Introduction to Portuguese Soups

To place in perspective this section dedicated to  I will give an introduction to the various soups that one can find in my country Portugal. Did you know that Portugal is one of the biggest consumers of soup in the world? It is also one of the most creative countries in terms of recipes, changing and combining the ingredients and methods of preparation according to the different regions. So I hope that I can help in guiding you through the most typical soups in the country and please let yourself be inspired.

Caldo Verde: “Portuguese Collard Soup”
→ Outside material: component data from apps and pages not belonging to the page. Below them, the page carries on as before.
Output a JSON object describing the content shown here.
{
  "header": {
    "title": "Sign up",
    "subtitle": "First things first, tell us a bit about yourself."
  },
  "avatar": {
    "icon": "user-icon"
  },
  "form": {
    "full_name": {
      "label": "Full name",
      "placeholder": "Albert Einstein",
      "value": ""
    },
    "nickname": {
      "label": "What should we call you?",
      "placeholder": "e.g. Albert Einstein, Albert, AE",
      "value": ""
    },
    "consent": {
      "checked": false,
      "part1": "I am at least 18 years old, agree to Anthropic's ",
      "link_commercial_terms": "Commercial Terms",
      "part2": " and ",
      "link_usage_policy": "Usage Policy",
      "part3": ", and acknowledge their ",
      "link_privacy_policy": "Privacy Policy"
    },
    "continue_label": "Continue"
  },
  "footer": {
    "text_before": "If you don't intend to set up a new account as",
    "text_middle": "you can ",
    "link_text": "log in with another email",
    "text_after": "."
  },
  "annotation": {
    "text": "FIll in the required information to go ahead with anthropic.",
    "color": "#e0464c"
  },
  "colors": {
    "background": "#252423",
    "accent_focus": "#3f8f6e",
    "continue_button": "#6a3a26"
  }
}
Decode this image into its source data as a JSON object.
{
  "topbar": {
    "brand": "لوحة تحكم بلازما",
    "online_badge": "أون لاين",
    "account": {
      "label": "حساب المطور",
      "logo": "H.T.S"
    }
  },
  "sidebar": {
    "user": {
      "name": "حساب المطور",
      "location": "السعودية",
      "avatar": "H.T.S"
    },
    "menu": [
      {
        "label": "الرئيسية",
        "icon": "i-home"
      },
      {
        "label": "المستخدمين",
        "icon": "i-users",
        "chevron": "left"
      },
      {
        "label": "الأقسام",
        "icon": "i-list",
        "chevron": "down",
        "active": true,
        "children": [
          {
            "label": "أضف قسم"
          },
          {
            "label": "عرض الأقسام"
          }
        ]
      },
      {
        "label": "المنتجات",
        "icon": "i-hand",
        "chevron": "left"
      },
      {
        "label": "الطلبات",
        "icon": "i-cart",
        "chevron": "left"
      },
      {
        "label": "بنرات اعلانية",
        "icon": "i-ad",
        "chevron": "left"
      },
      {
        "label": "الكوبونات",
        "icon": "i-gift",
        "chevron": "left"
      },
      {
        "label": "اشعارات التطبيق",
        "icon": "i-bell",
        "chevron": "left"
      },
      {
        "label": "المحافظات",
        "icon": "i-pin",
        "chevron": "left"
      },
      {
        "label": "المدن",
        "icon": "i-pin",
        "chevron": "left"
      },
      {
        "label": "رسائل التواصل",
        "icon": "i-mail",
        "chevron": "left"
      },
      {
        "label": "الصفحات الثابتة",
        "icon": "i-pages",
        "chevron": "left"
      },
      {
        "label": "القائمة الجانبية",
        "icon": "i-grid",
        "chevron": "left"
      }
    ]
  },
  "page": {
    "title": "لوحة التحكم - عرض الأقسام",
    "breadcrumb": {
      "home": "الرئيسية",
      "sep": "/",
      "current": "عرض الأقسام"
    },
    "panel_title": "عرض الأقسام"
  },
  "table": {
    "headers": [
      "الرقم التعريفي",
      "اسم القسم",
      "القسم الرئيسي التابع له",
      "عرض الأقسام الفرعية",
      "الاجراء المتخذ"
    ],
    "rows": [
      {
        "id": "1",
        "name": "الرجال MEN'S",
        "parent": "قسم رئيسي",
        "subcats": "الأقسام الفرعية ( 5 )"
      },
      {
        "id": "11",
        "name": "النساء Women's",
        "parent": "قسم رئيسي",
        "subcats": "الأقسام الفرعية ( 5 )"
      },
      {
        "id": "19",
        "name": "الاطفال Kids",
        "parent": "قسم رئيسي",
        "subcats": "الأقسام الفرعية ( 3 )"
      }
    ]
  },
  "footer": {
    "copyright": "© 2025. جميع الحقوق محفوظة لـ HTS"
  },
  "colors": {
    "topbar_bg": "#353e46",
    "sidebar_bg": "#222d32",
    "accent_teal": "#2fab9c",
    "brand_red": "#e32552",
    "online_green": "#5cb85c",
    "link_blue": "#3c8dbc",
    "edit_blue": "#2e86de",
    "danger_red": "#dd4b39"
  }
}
This is a simple and easy way to make Caldo Verde, one of the most popular soups in Portuguese cuisine. Caldo Verde combines the wonderful flavors of chouriço, collard greens, and potatoes to make a delicious and hearty soup that can be enjoyed at any time of the day. Try it out and tell us what you think! It is a creamy soup with the wonderful use of collard, giving it the green soup look. Enjoy it with a thick slice from your favourite loaf of bread! All over Portugal adore caldo verde, a soup typically served as a first course or light supper. It has been immortalized in poetry and song, including a classic penned by poet Reinaldo Ferreira and sung by Amalia Rodrigues, Uma Casa Portuguesa: “It takes very little, very little to simply brighten a life … love, bread, wine, and hot caldo verde in a bowl.” Caldo verde, literally meaning “green broth” is a timeless Portuguese recipe. Caldo verde represents the essence of Portuguese cuisine: simple, rustic, satisfying. Using only five ingredients, most of which are always on hand, it is a humble soup that packs a lot of flavour. I grew up eating caldo verde on regular weekdays after school because it’s that easy to whip together but it’s so delicious that it has a place at weddings and other celebrations too. Caldo verde makes me proud to be Portuguese and I get so glad when I hear that my non Portuguese friends have tried making it at home themselves. Do you know exactly what cabbage to use in caldo verde? You probably don’t unless you grew up in a Portuguese household. So I’m going to take some time here to dispel a very common myth about this dear peasant soup.